══ DATA PROVIDED ══

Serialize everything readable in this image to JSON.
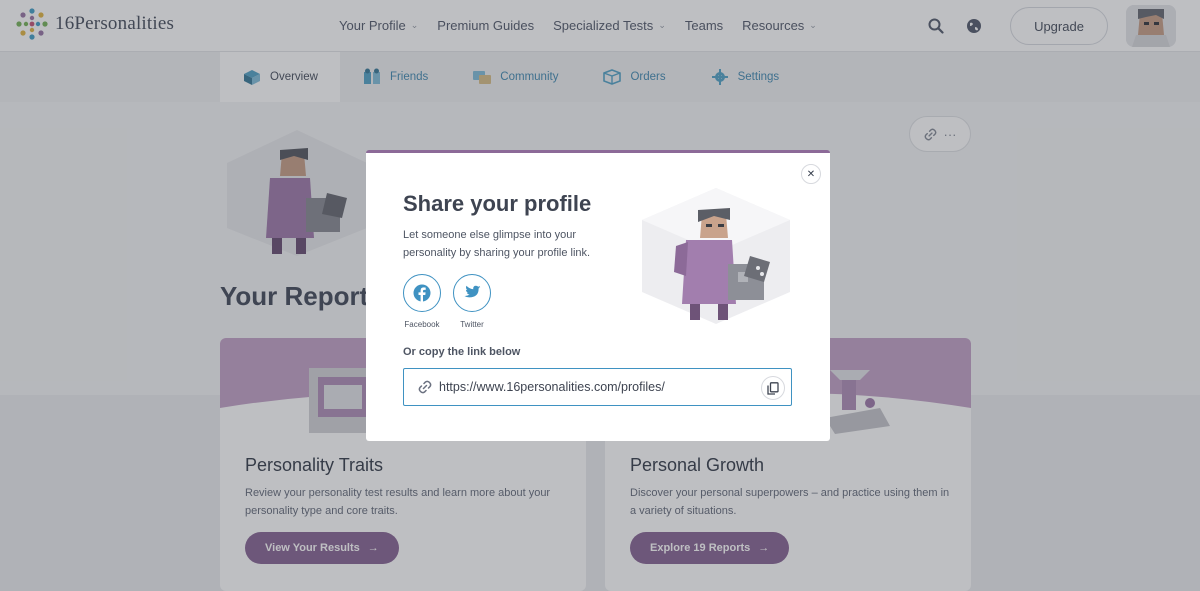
{
  "brand": {
    "logo_text": "16Personalities",
    "accent": "#8c6a98",
    "link_color": "#3f92c2"
  },
  "nav": {
    "items": [
      {
        "label": "Your Profile",
        "has_caret": true
      },
      {
        "label": "Premium Guides",
        "has_caret": false
      },
      {
        "label": "Specialized Tests",
        "has_caret": true
      },
      {
        "label": "Teams",
        "has_caret": false
      },
      {
        "label": "Resources",
        "has_caret": true
      }
    ],
    "upgrade_label": "Upgrade"
  },
  "subnav": {
    "tabs": [
      {
        "label": "Overview",
        "icon": "overview-icon",
        "active": true
      },
      {
        "label": "Friends",
        "icon": "friends-icon",
        "active": false
      },
      {
        "label": "Community",
        "icon": "community-icon",
        "active": false
      },
      {
        "label": "Orders",
        "icon": "orders-icon",
        "active": false
      },
      {
        "label": "Settings",
        "icon": "settings-icon",
        "active": false
      }
    ]
  },
  "page": {
    "reports_title": "Your Reports",
    "cards": [
      {
        "title": "Personality Traits",
        "description": "Review your personality test results and learn more about your personality type and core traits.",
        "button": "View Your Results"
      },
      {
        "title": "Personal Growth",
        "description": "Discover your personal superpowers – and practice using them in a variety of situations.",
        "button": "Explore 19 Reports"
      }
    ]
  },
  "modal": {
    "title": "Share your profile",
    "description": "Let someone else glimpse into your personality by sharing your profile link.",
    "social": [
      {
        "label": "Facebook",
        "icon": "facebook-icon"
      },
      {
        "label": "Twitter",
        "icon": "twitter-icon"
      }
    ],
    "copy_label": "Or copy the link below",
    "link_value": "https://www.16personalities.com/profiles/"
  }
}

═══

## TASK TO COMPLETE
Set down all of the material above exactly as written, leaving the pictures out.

## PROBLEM SOLUTION
Serialize everything readable in this image to JSON.
{
  "brand": {
    "logo_text": "16Personalities",
    "accent": "#8c6a98",
    "link_color": "#3f92c2"
  },
  "nav": {
    "items": [
      {
        "label": "Your Profile",
        "has_caret": true
      },
      {
        "label": "Premium Guides",
        "has_caret": false
      },
      {
        "label": "Specialized Tests",
        "has_caret": true
      },
      {
        "label": "Teams",
        "has_caret": false
      },
      {
        "label": "Resources",
        "has_caret": true
      }
    ],
    "upgrade_label": "Upgrade"
  },
  "subnav": {
    "tabs": [
      {
        "label": "Overview",
        "icon": "overview-icon",
        "active": true
      },
      {
        "label": "Friends",
        "icon": "friends-icon",
        "active": false
      },
      {
        "label": "Community",
        "icon": "community-icon",
        "active": false
      },
      {
        "label": "Orders",
        "icon": "orders-icon",
        "active": false
      },
      {
        "label": "Settings",
        "icon": "settings-icon",
        "active": false
      }
    ]
  },
  "page": {
    "reports_title": "Your Reports",
    "cards": [
      {
        "title": "Personality Traits",
        "description": "Review your personality test results and learn more about your personality type and core traits.",
        "button": "View Your Results"
      },
      {
        "title": "Personal Growth",
        "description": "Discover your personal superpowers – and practice using them in a variety of situations.",
        "button": "Explore 19 Reports"
      }
    ]
  },
  "modal": {
    "title": "Share your profile",
    "description": "Let someone else glimpse into your personality by sharing your profile link.",
    "social": [
      {
        "label": "Facebook",
        "icon": "facebook-icon"
      },
      {
        "label": "Twitter",
        "icon": "twitter-icon"
      }
    ],
    "copy_label": "Or copy the link below",
    "link_value": "https://www.16personalities.com/profiles/"
  }
}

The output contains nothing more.